Please return the lines of the data that contain "deque".

Segment Start: AVAILABLE DATA

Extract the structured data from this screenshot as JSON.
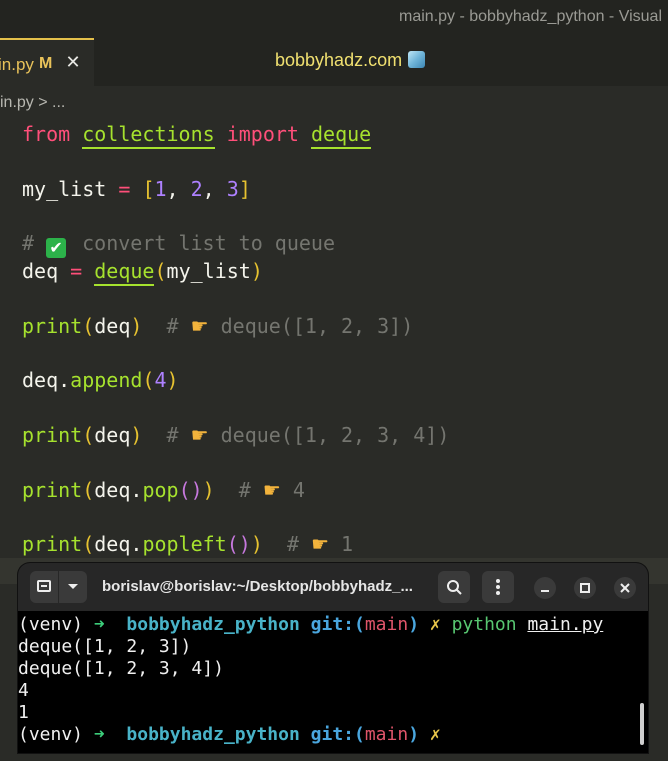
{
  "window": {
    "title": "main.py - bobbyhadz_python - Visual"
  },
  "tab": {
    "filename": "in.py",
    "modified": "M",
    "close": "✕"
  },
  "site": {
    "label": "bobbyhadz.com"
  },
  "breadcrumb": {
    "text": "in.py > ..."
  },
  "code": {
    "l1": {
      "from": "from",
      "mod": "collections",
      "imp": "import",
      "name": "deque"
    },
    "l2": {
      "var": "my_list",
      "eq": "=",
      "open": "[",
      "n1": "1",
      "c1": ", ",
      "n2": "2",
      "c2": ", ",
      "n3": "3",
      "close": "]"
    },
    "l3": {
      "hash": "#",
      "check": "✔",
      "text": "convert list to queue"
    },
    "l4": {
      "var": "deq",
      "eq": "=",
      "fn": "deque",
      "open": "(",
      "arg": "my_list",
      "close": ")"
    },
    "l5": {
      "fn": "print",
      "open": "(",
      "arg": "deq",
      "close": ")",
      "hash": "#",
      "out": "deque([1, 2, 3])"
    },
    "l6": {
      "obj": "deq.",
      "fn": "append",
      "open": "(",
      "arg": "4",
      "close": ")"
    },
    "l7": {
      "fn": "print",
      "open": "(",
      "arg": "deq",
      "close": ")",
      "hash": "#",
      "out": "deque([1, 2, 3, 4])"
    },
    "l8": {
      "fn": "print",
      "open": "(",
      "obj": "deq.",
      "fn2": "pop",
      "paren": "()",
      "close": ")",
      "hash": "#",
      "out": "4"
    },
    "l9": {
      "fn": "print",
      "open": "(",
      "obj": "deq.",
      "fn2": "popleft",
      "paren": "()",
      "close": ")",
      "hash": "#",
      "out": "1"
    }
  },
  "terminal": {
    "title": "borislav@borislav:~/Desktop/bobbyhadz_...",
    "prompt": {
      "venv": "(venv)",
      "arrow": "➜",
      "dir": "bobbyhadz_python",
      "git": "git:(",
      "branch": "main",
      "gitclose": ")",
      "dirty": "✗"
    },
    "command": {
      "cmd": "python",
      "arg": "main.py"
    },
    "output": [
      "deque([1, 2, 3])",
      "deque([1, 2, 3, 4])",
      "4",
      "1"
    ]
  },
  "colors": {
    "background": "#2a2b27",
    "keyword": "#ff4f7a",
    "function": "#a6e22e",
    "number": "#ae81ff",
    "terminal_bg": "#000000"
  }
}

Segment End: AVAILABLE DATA

▸ SOLUTION TO THIS PROBLEM
      "name": "deque"
      "fn": "deque",
      "out": "deque([1, 2, 3])"
      "out": "deque([1, 2, 3, 4])"
      "deque([1, 2, 3])",
      "deque([1, 2, 3, 4])",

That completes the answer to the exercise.